Christmas cheer is a cash cow for some musicians, who remake holiday standards in every style from metal to soft jazz and roam the country performing show after holiday show. So where does that leave pop fans this month? Scrounging for some edge.
Thankfully, there's little to no chance we'll hear "Rudolph the Red-Nosed Reindeer" from mercurial rhymer Lauryn Hill or from the pop-punks of NOFX. One exception: The sight of Paramore at the Jingle Ball might inspire the slightest twinge of joy.
Hot 99.5 Jingle Ball
No one could quibble with last year's inaugural Jingle Ball, which brought Justin Bieber, K-pop phenom Psy and a parade of other stars to the Patriot Center to headline one big aural holiday get-together. This year, we're faced with what might prove to be coal in our Jingle Ball stocking: Miley Cyrus and Robin Thicke on the same bill. Again. Stunt casting aside, there's promise in girl-power hero Hayley Williams and her resurrected power-pop band, Paramore; the reunited Fall Out Boy; and sugary R&B singer Jason Derulo.
Buzz factor: 8. Several of the year's major acts on a single bill, plus a few mom-pleasers, add up to a must-see show. Cyrus had one of the biggest records of the year; here's hoping she can keep her tongue in check in the spirit of Christmas and give the kids in the crowd the show they deserve.
Dec. 16 at Verizon Center, 601 F St. NW. www.ticketmaster.com. $50-$250.
After more than 20 years together, NOFX, the sneering elder statesmen of pop-punk remain in a state of suspended adolescence, cranking out one-minute jams and insulting their fans with all the irreverence of 13-year-old boys. They're likely to tell you to take your holiday and shove it, but would you have it any other way?

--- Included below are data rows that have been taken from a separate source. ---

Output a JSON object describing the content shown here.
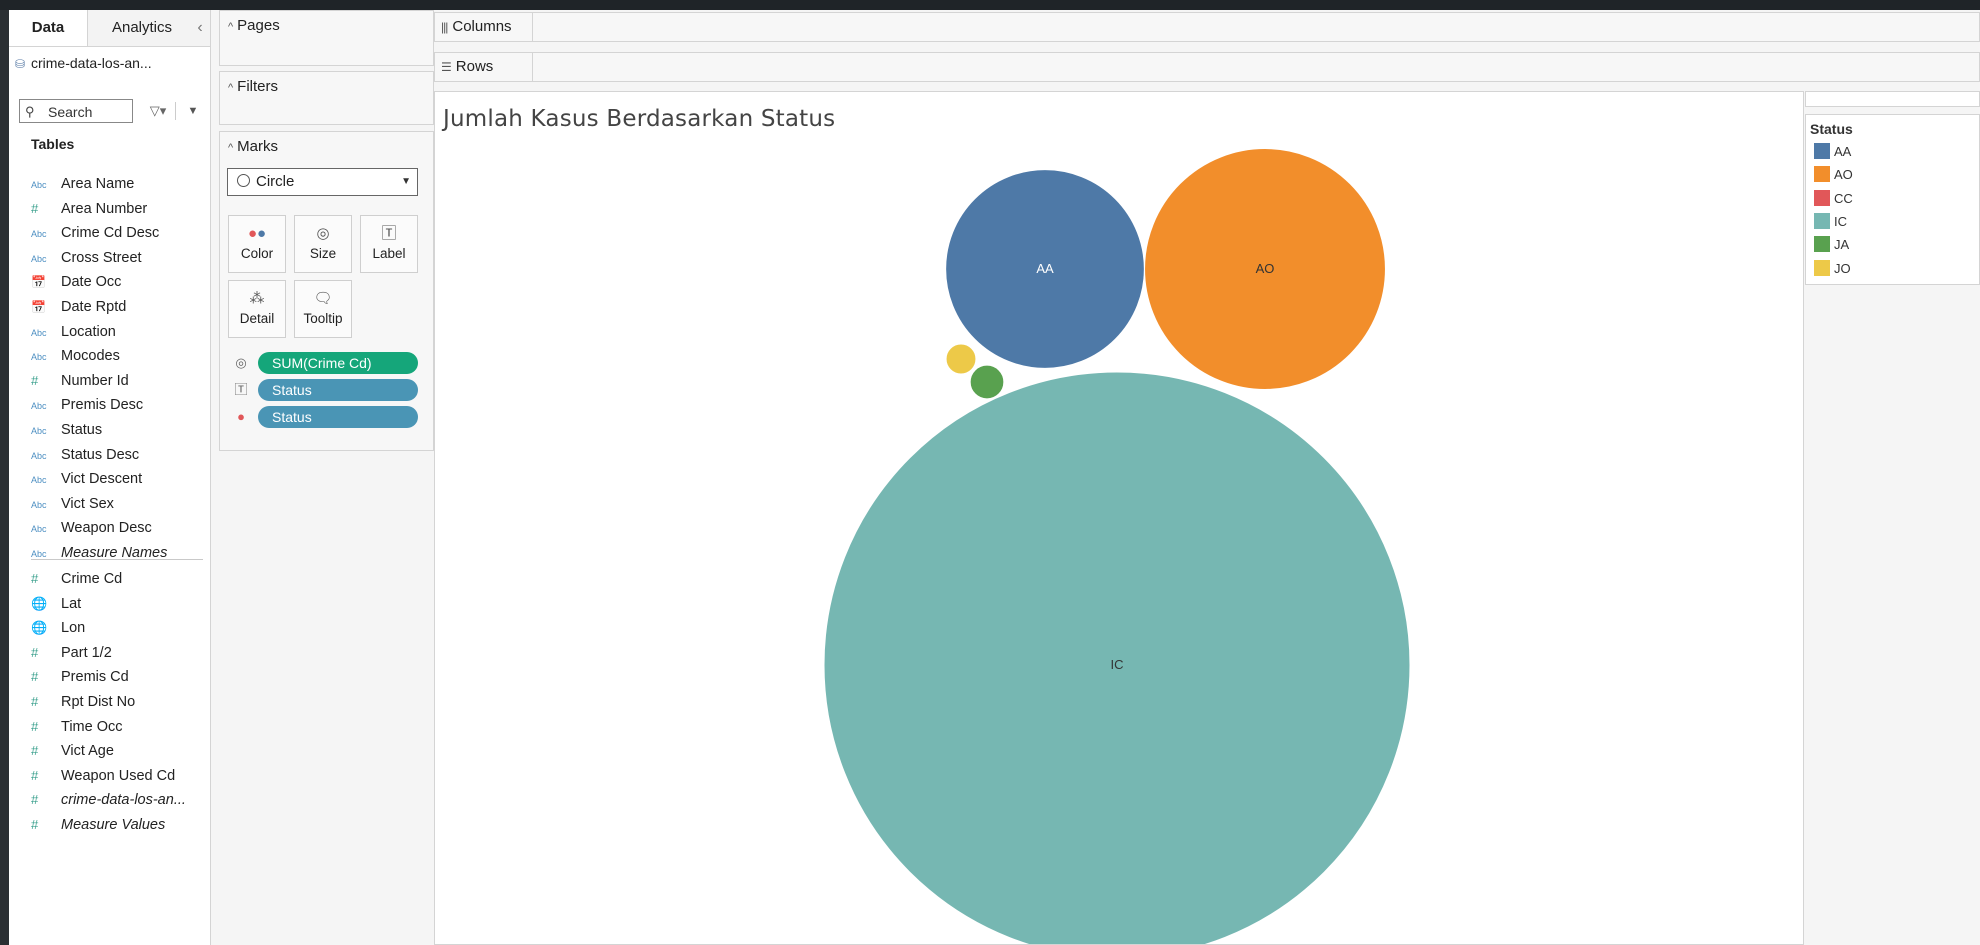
{
  "data_pane": {
    "tabs": [
      "Data",
      "Analytics"
    ],
    "datasource": "crime-data-los-an...",
    "search_placeholder": "Search",
    "tables_header": "Tables",
    "dimensions": [
      {
        "name": "Area Name",
        "type": "abc",
        "icon": "Abc"
      },
      {
        "name": "Area Number",
        "type": "num",
        "icon": "#"
      },
      {
        "name": "Crime Cd Desc",
        "type": "abc",
        "icon": "Abc"
      },
      {
        "name": "Cross Street",
        "type": "abc",
        "icon": "Abc"
      },
      {
        "name": "Date Occ",
        "type": "date",
        "icon": "📅"
      },
      {
        "name": "Date Rptd",
        "type": "date",
        "icon": "📅"
      },
      {
        "name": "Location",
        "type": "abc",
        "icon": "Abc"
      },
      {
        "name": "Mocodes",
        "type": "abc",
        "icon": "Abc"
      },
      {
        "name": "Number Id",
        "type": "num",
        "icon": "#"
      },
      {
        "name": "Premis Desc",
        "type": "abc",
        "icon": "Abc"
      },
      {
        "name": "Status",
        "type": "abc",
        "icon": "Abc"
      },
      {
        "name": "Status Desc",
        "type": "abc",
        "icon": "Abc"
      },
      {
        "name": "Vict Descent",
        "type": "abc",
        "icon": "Abc"
      },
      {
        "name": "Vict Sex",
        "type": "abc",
        "icon": "Abc"
      },
      {
        "name": "Weapon Desc",
        "type": "abc",
        "icon": "Abc"
      },
      {
        "name": "Measure Names",
        "type": "abc",
        "icon": "Abc",
        "italic": true
      }
    ],
    "measures": [
      {
        "name": "Crime Cd",
        "type": "num",
        "icon": "#"
      },
      {
        "name": "Lat",
        "type": "geo",
        "icon": "🌐"
      },
      {
        "name": "Lon",
        "type": "geo",
        "icon": "🌐"
      },
      {
        "name": "Part 1/2",
        "type": "num",
        "icon": "#"
      },
      {
        "name": "Premis Cd",
        "type": "num",
        "icon": "#"
      },
      {
        "name": "Rpt Dist No",
        "type": "num",
        "icon": "#"
      },
      {
        "name": "Time Occ",
        "type": "num",
        "icon": "#"
      },
      {
        "name": "Vict Age",
        "type": "num",
        "icon": "#"
      },
      {
        "name": "Weapon Used Cd",
        "type": "num",
        "icon": "#"
      },
      {
        "name": "crime-data-los-an...",
        "type": "num",
        "icon": "#",
        "italic": true
      },
      {
        "name": "Measure Values",
        "type": "num",
        "icon": "#",
        "italic": true
      }
    ]
  },
  "cards": {
    "pages": "Pages",
    "filters": "Filters",
    "marks": "Marks",
    "mark_type": "Circle",
    "mark_buttons": [
      {
        "label": "Color",
        "icon": "color-icon"
      },
      {
        "label": "Size",
        "icon": "size-icon"
      },
      {
        "label": "Label",
        "icon": "label-icon"
      },
      {
        "label": "Detail",
        "icon": "detail-icon"
      },
      {
        "label": "Tooltip",
        "icon": "tooltip-icon"
      }
    ],
    "pills": [
      {
        "label": "SUM(Crime Cd)",
        "encoding": "size",
        "color": "#15a67a"
      },
      {
        "label": "Status",
        "encoding": "label",
        "color": "#4a95b5"
      },
      {
        "label": "Status",
        "encoding": "color",
        "color": "#4a95b5"
      }
    ]
  },
  "shelves": {
    "columns": "Columns",
    "rows": "Rows"
  },
  "view": {
    "title": "Jumlah Kasus Berdasarkan Status"
  },
  "legend": {
    "title": "Status",
    "items": [
      {
        "label": "AA",
        "color": "#4e79a7"
      },
      {
        "label": "AO",
        "color": "#f28e2b"
      },
      {
        "label": "CC",
        "color": "#e15759"
      },
      {
        "label": "IC",
        "color": "#76b7b2"
      },
      {
        "label": "JA",
        "color": "#59a14f"
      },
      {
        "label": "JO",
        "color": "#edc948"
      }
    ]
  },
  "chart_data": {
    "type": "bubble",
    "title": "Jumlah Kasus Berdasarkan Status",
    "size_measure": "SUM(Crime Cd)",
    "color_dimension": "Status",
    "bubbles": [
      {
        "label": "IC",
        "value": 100.0,
        "color": "#76b7b2",
        "show_label": true
      },
      {
        "label": "AO",
        "value": 16.9,
        "color": "#f28e2b",
        "show_label": true
      },
      {
        "label": "AA",
        "value": 11.5,
        "color": "#4e79a7",
        "show_label": true
      },
      {
        "label": "JA",
        "value": 0.33,
        "color": "#59a14f",
        "show_label": false
      },
      {
        "label": "JO",
        "value": 0.26,
        "color": "#edc948",
        "show_label": false
      }
    ],
    "value_note": "relative size, IC = 100"
  }
}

Buzz factor: 4. NOFX relishes its status as the fame-shunning, heavy-drinking punks to mainstream heroes Green Day. But that also means there's little new to report.
Friday at the Fillmore, 8656 Colesville Rd., Silver Spring. 301-960-9999.
A recent wave of bold, female- fronted punk bands - think Savages, Speedy Ortiz and the Julie Ruin - has made us feel like we're trapped, happily, in a noisy echo chamber from the '90s.
The latest act in this vein is Upstate New York's riotous Perfect Pussy, whose frontwoman, Meredith Graves, is a magnetic combination of feminine and malevolent. The band has released only a four-track recording (and it's on cassette), so to catch a listen of Graves's punk bellowing, you'll have to head to the Black Cat on Monday (a far better option than hunting down a boombox).
Buzz factor: 6. Critics are taken with the band, but without more than a few thrilling, muffled tracks, it's hard to tell whether Graves and Co. can rouse the crowd like the next Bikini Kill.
Monday at the Black Cat, 1811 14th St. NW. 202-667-4490. www.blackcatdc.com. $10 in advance, $12 at the door.
Ms. Lauryn Hill
Lauryn Hill's incisive rhyming made for some of the 1990s' most beautiful, cutting rap and R&B. Today, however, any discussion of the Grammy Award-winning singer, whose singular solo album turned 15 this year, is inevitably mired in her enduring public image problem. This time, Hill is hitting the road after being released in October from a Connecticut prison, where she served three months for failing to pay taxes. With the blessing of a judge who agreed to postpone her house arrest, Hill is launching a six-date microtour that lands at the 9:30 Club mid-month.
Buzz factor: 8. After a long silence, Hill dropped two singles the past year, the messy manifestos "Neurotic Society," which she released under reported pressure from her label, and "Consumerism," which hit the Web just before she left prison. All signs point to a comeback for the much-missed rhymer. It's hard to justify Hill's asking price - $75 a ticket - but her kickoff shows in New York last month won raves, so consider scaling back on the Christmas gifts to save up for this concert.
Dec. 15 at the 9:30 Club, 815 V St. NW. 202-265-0930. www.930.com. $75.